→ **What to do**
Find every line in the records below that holds the word "true", and copy each one.

→ **Data to examine**
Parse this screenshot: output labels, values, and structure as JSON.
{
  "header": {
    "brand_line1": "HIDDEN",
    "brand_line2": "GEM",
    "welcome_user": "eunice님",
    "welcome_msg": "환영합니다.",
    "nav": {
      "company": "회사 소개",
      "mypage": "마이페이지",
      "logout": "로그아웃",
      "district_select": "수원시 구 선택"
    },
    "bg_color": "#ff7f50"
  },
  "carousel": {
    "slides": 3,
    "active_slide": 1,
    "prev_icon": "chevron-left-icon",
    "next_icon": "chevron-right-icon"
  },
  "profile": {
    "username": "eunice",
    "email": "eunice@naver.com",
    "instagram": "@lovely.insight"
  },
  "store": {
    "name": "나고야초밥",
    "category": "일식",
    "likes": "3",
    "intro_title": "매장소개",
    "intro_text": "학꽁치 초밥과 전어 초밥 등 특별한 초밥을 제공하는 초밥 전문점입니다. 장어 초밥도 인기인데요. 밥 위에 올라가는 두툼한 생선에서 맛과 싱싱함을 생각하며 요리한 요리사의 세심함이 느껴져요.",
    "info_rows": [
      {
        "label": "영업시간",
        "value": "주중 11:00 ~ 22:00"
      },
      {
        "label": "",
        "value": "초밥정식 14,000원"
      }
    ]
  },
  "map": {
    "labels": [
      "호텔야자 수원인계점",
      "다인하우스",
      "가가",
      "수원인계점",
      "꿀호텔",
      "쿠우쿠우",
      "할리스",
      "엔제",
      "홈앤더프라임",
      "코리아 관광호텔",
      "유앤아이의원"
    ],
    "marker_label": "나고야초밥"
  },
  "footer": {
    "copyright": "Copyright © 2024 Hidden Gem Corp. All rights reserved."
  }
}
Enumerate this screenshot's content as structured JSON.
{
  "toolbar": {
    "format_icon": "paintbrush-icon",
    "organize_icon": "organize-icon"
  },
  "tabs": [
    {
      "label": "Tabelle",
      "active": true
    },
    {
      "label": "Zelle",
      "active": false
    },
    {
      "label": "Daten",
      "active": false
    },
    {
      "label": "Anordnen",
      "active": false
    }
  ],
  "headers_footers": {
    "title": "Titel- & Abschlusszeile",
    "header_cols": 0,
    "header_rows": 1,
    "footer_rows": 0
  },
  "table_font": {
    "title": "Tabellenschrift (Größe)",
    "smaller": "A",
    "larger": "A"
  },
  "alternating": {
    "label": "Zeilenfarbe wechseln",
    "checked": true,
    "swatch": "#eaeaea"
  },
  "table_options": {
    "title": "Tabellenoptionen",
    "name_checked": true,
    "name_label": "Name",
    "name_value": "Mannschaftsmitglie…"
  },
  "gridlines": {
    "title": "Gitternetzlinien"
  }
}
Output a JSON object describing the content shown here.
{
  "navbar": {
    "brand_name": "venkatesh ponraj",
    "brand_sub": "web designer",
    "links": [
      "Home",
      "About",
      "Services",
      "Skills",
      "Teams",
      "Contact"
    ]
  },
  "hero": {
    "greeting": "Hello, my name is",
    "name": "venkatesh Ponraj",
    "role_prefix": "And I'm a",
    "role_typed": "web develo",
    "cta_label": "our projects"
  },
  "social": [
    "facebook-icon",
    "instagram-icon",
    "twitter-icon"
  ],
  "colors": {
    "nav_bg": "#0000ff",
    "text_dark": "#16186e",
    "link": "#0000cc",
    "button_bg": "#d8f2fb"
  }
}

→ **Result of the exercise**
      "active": true
    "checked": true,
    "name_checked": true,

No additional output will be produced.